drift with

drift with (something)

1. Literally, to move slowly and without definite direction while propelled by something (such as wind or water). It's more relaxing to just let the boat drift with the waves.
2. To allow oneself to be pulled along with others' decisions or feelings. When will you stop being such a follower, drifting with all of your friends' stupid ideas? That senator always drifts with his party, so I doubt he'll oppose them in this vote.
See also: drift

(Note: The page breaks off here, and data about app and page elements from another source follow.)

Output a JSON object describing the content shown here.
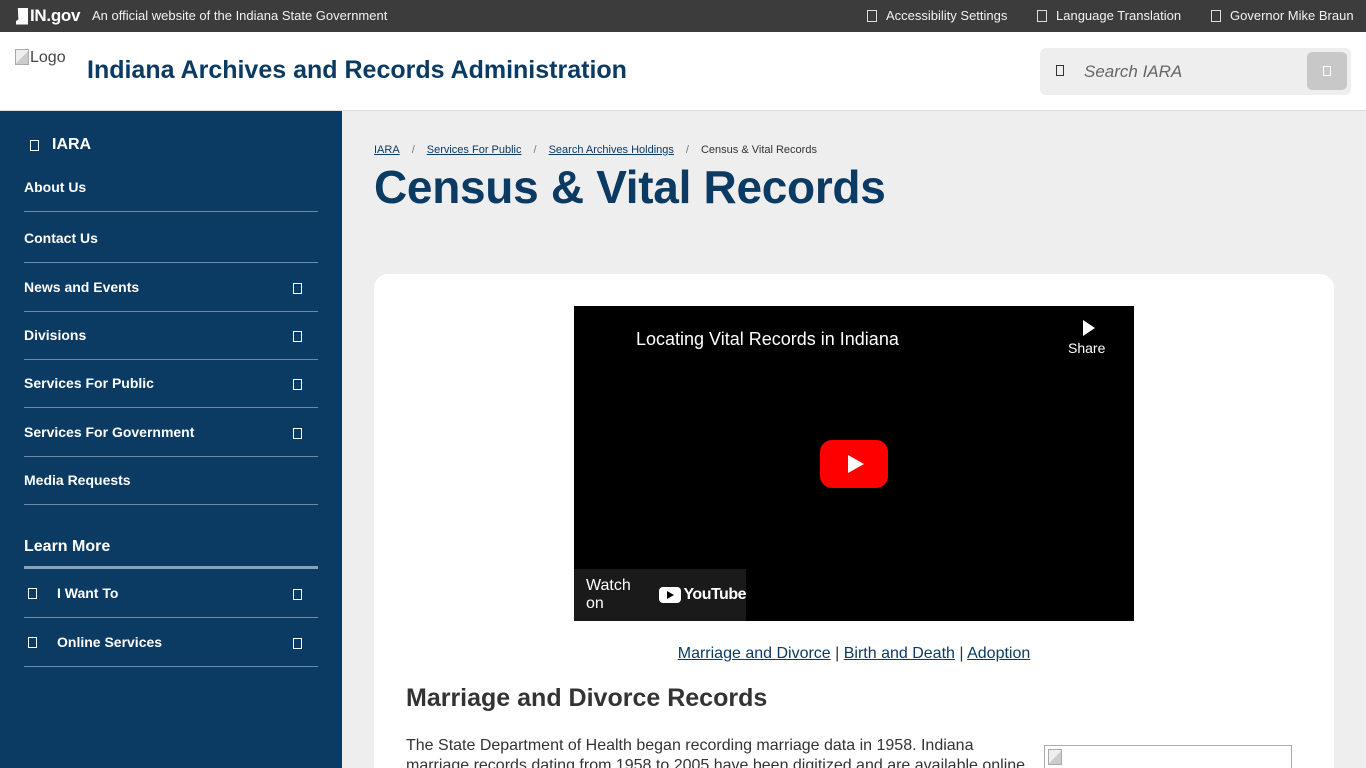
{
  "topbar": {
    "brand": "IN.gov",
    "official": "An official website of the Indiana State Government",
    "links": [
      "Accessibility Settings",
      "Language Translation",
      "Governor Mike Braun"
    ]
  },
  "header": {
    "logo_alt": "Logo",
    "site_title": "Indiana Archives and Records Administration",
    "search_placeholder": "Search IARA"
  },
  "sidebar": {
    "home": "IARA",
    "items": [
      {
        "label": "About Us"
      },
      {
        "label": "Contact Us"
      },
      {
        "label": "News and Events"
      },
      {
        "label": "Divisions"
      },
      {
        "label": "Services For Public"
      },
      {
        "label": "Services For Government"
      },
      {
        "label": "Media Requests"
      }
    ],
    "learn_more": "Learn More",
    "learn_items": [
      {
        "label": "I Want To"
      },
      {
        "label": "Online Services"
      }
    ]
  },
  "breadcrumb": [
    "IARA",
    "Services For Public",
    "Search Archives Holdings",
    "Census & Vital Records"
  ],
  "page_title": "Census & Vital Records",
  "video": {
    "title": "Locating Vital Records in Indiana",
    "share": "Share",
    "watch_on": "Watch on",
    "youtube": "YouTube"
  },
  "jumplinks": [
    "Marriage and Divorce",
    "Birth and Death",
    "Adoption"
  ],
  "section_title": "Marriage and Divorce Records",
  "paragraph": "The State Department of Health began recording marriage data in 1958. Indiana marriage records dating from 1958 to 2005 have been digitized and are available online"
}
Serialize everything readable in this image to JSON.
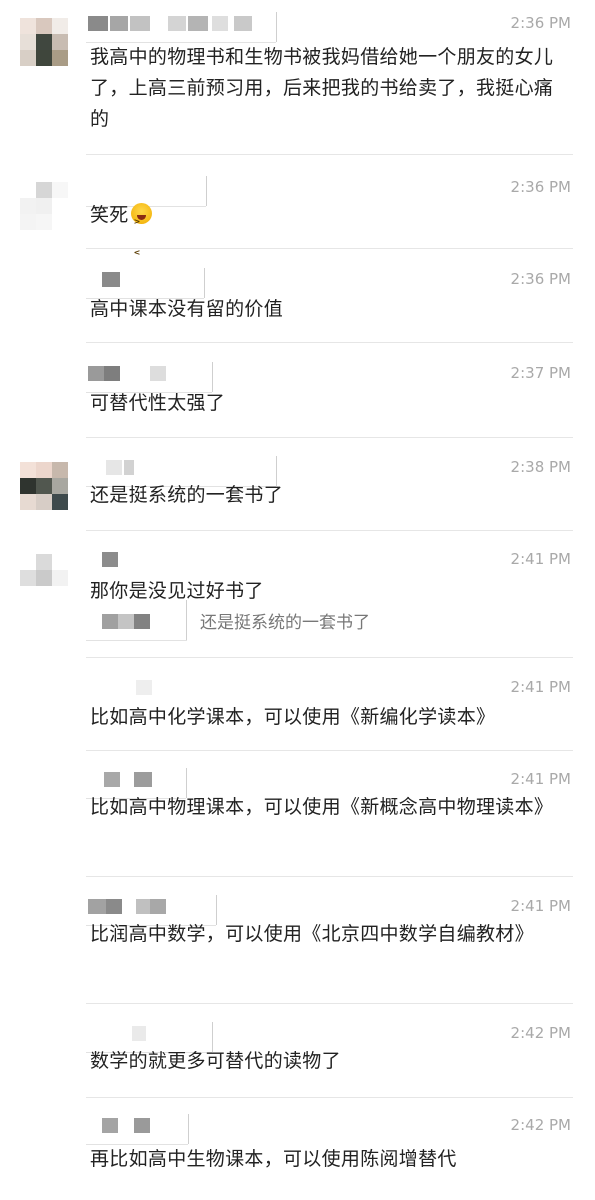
{
  "colors": {
    "background": "#ffffff",
    "message_text": "#222222",
    "timestamp": "#a9a9a9",
    "quote_text": "#777777",
    "separator": "#e6e6e6"
  },
  "messages": [
    {
      "time": "2:36 PM",
      "text": "我高中的物理书和生物书被我妈借给她一个朋友的女儿了，上高三前预习用，后来把我的书给卖了，我挺心痛的",
      "sender": "redacted",
      "avatar": "pixelated"
    },
    {
      "time": "2:36 PM",
      "text": "笑死",
      "emoji": "laughing-face",
      "sender": "redacted",
      "avatar": "pixelated"
    },
    {
      "time": "2:36 PM",
      "text": "高中课本没有留的价值",
      "sender": "redacted"
    },
    {
      "time": "2:37 PM",
      "text": "可替代性太强了",
      "sender": "redacted"
    },
    {
      "time": "2:38 PM",
      "text": "还是挺系统的一套书了",
      "sender": "redacted",
      "avatar": "pixelated"
    },
    {
      "time": "2:41 PM",
      "text": "那你是没见过好书了",
      "sender": "redacted",
      "avatar": "pixelated",
      "quote": "还是挺系统的一套书了"
    },
    {
      "time": "2:41 PM",
      "text": "比如高中化学课本，可以使用《新编化学读本》",
      "sender": "redacted"
    },
    {
      "time": "2:41 PM",
      "text": "比如高中物理课本，可以使用《新概念高中物理读本》",
      "sender": "redacted"
    },
    {
      "time": "2:41 PM",
      "text": "比润高中数学，可以使用《北京四中数学自编教材》",
      "sender": "redacted"
    },
    {
      "time": "2:42 PM",
      "text": "数学的就更多可替代的读物了",
      "sender": "redacted"
    },
    {
      "time": "2:42 PM",
      "text": "再比如高中生物课本，可以使用陈阅增替代",
      "sender": "redacted"
    }
  ]
}
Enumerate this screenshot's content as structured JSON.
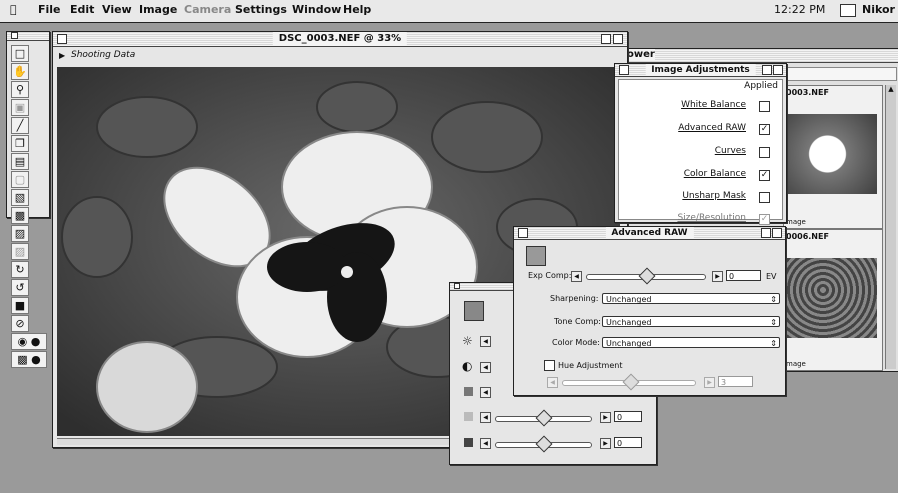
{
  "menubar": {
    "items": [
      "File",
      "Edit",
      "View",
      "Image",
      "Camera",
      "Settings",
      "Window",
      "Help"
    ],
    "disabled": [
      "Camera"
    ],
    "clock": "12:22 PM",
    "app_name": "Nikor"
  },
  "image_window": {
    "title": "DSC_0003.NEF @ 33%",
    "shooting_data_label": "Shooting Data"
  },
  "browser": {
    "title_fragment": "ower",
    "thumbs": [
      {
        "name": "0003.NEF",
        "caption": "mage"
      },
      {
        "name": "0006.NEF",
        "caption": "mage"
      }
    ]
  },
  "image_adjustments": {
    "title": "Image Adjustments",
    "applied_header": "Applied",
    "rows": [
      {
        "label": "White Balance",
        "checked": false
      },
      {
        "label": "Advanced RAW",
        "checked": true
      },
      {
        "label": "Curves",
        "checked": false
      },
      {
        "label": "Color Balance",
        "checked": true
      },
      {
        "label": "Unsharp Mask",
        "checked": false
      },
      {
        "label": "Size/Resolution",
        "checked": true,
        "dimmed": true
      }
    ]
  },
  "advanced_raw": {
    "title": "Advanced RAW",
    "exp_comp_label": "Exp Comp:",
    "exp_comp_value": "0",
    "exp_comp_unit": "EV",
    "sharpening_label": "Sharpening:",
    "sharpening_value": "Unchanged",
    "tone_comp_label": "Tone Comp:",
    "tone_comp_value": "Unchanged",
    "color_mode_label": "Color Mode:",
    "color_mode_value": "Unchanged",
    "hue_label": "Hue Adjustment",
    "hue_value": "3"
  },
  "color_balance": {
    "values": [
      "0",
      "0"
    ]
  },
  "colors": {
    "menubar_bg": "#e9e9e9",
    "desktop_bg": "#9a9a9a",
    "panel_bg": "#e6e6e6"
  }
}
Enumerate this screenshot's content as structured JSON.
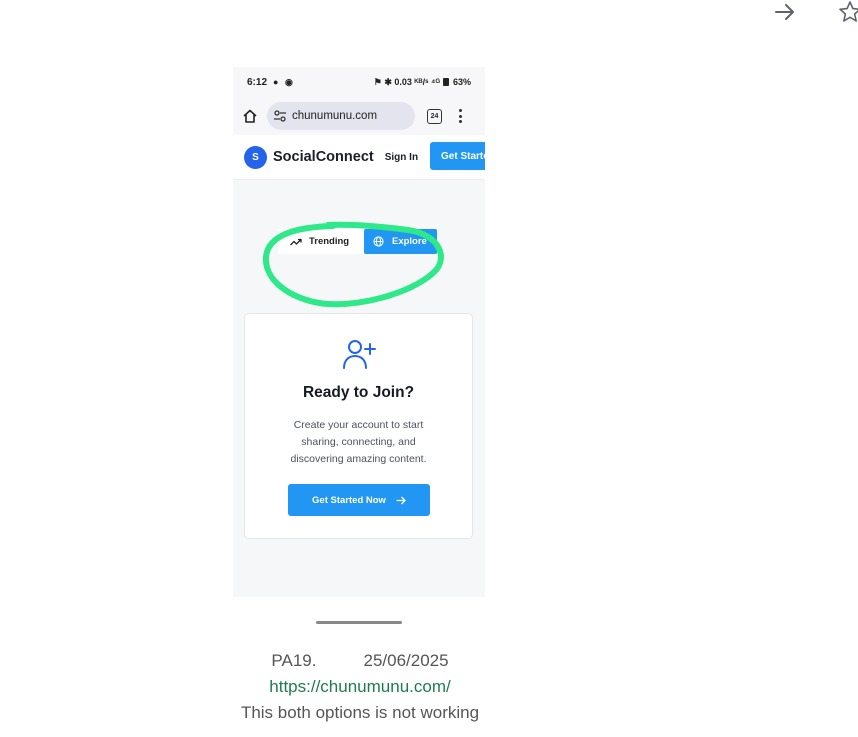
{
  "browser_toolbar": {
    "icons": [
      "arrow-right-icon",
      "star-icon"
    ]
  },
  "phone": {
    "status_bar": {
      "time": "6:12",
      "indicators": "⚑ ✱ 0.03 ᴷᴮ/ˢ ⁴ᴳ",
      "battery": "63%"
    },
    "browser": {
      "url": "chunumunu.com",
      "tab_count": "24"
    },
    "site": {
      "logo_letter": "S",
      "brand": "SocialConnect",
      "sign_in": "Sign In",
      "get_started": "Get Started"
    },
    "toggle": {
      "trending": "Trending",
      "explore": "Explore",
      "active": "explore"
    },
    "card": {
      "title": "Ready to Join?",
      "text": "Create your account to start sharing, connecting, and discovering amazing content.",
      "cta": "Get Started Now"
    },
    "annotation_color": "#2ee88a",
    "accent": "#2196f3"
  },
  "caption": {
    "id": "PA19.",
    "date": "25/06/2025",
    "link": "https://chunumunu.com/",
    "note": "This both options is not working"
  }
}
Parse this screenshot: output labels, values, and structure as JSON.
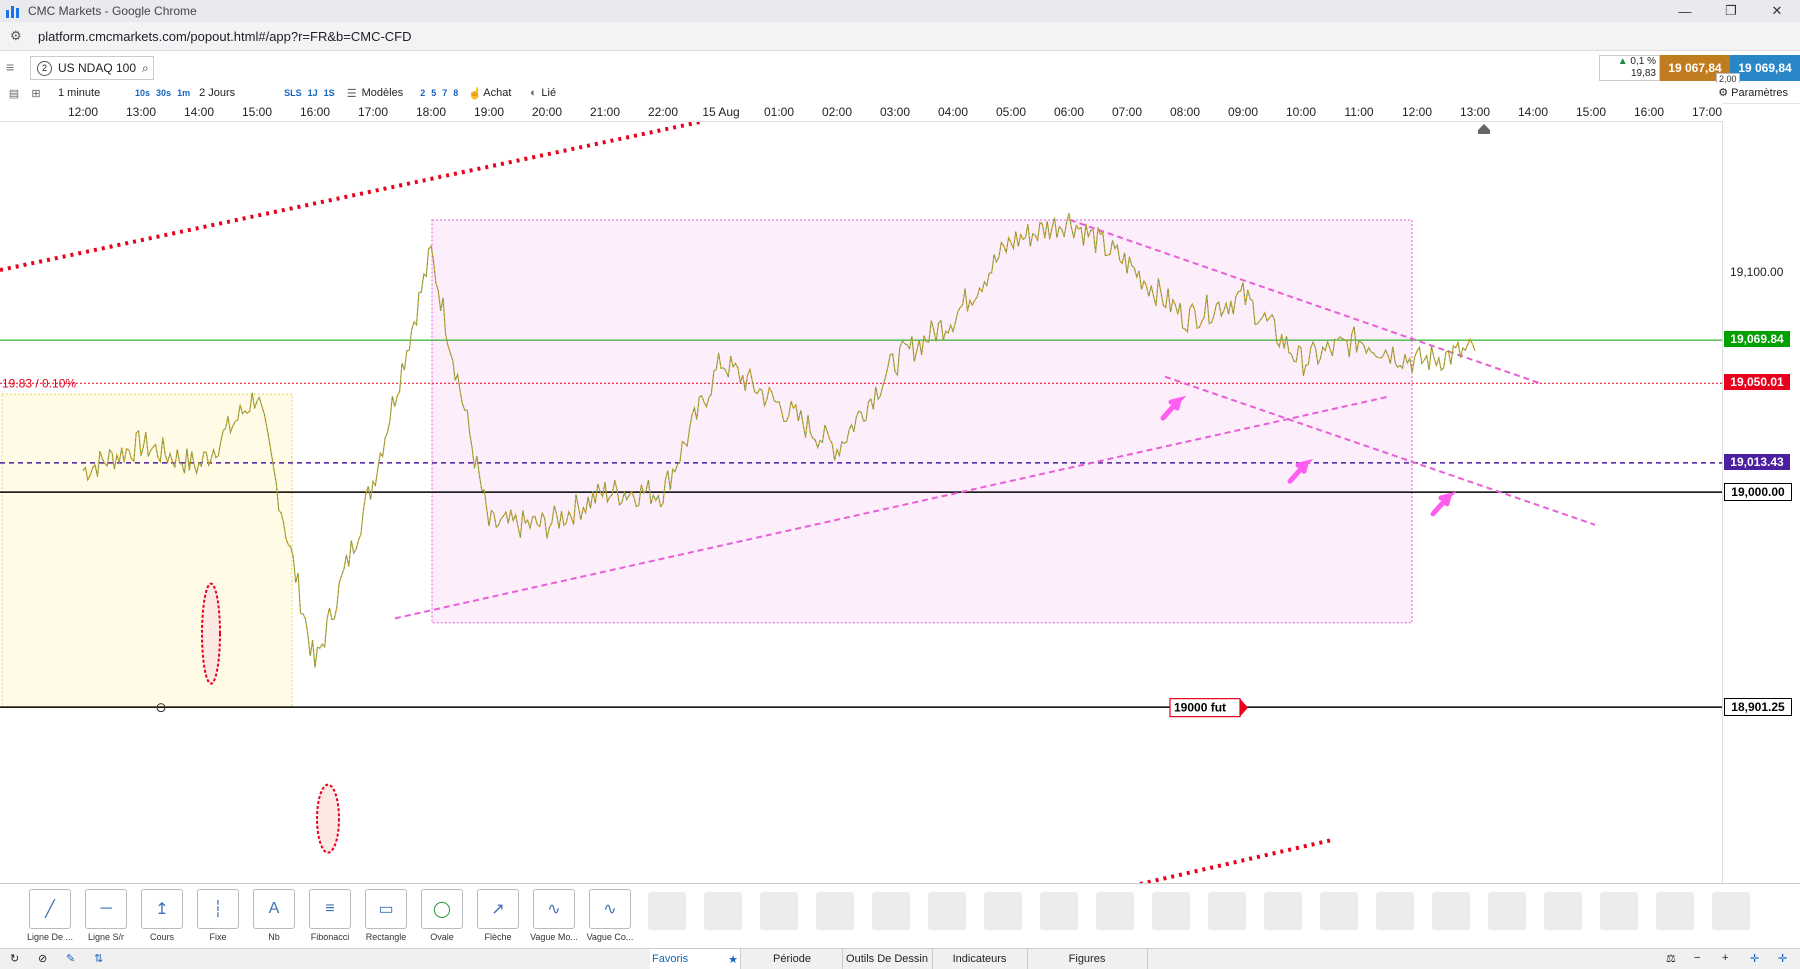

drift with something

 
1. . Lit. to float along with something; to be carried along at the same rate as something. He paddled the canoe into the center of the stream and let it drift with the current.
2. Fig. to "move along" passively with events and ideas. He is not very decisive and is as likely as not to drift with the tide of sentiment.
See also: drift
References in periodicals archive ?
One goes on a deep drift with a 2-ounce weight held in place with a split shot.
Many anglers say it's critical to have lines trailing at 45-degree angle behind the boat, while others drift with lines perpendicular and baits directly under the boat.
Drifting, which traces its roots in Japan, has evolved into mainstream motorsport and calls for drivers to over-steer a car, forcing it to lose rear wheel traction and slide or drift with driver still maintaining overall control.
The state of Oregon directs citizens to file complaints related to pesticide drift with PARC, a multi-agency task force that is under the control of the Pesticide Division of the Oregon Department of Agriculture that, we have claimed, is heavily influenced by the pesticide industry.
Make a quarter mile drift with the vagaries of wind and tide, and you'd best pay attention which way the jug went.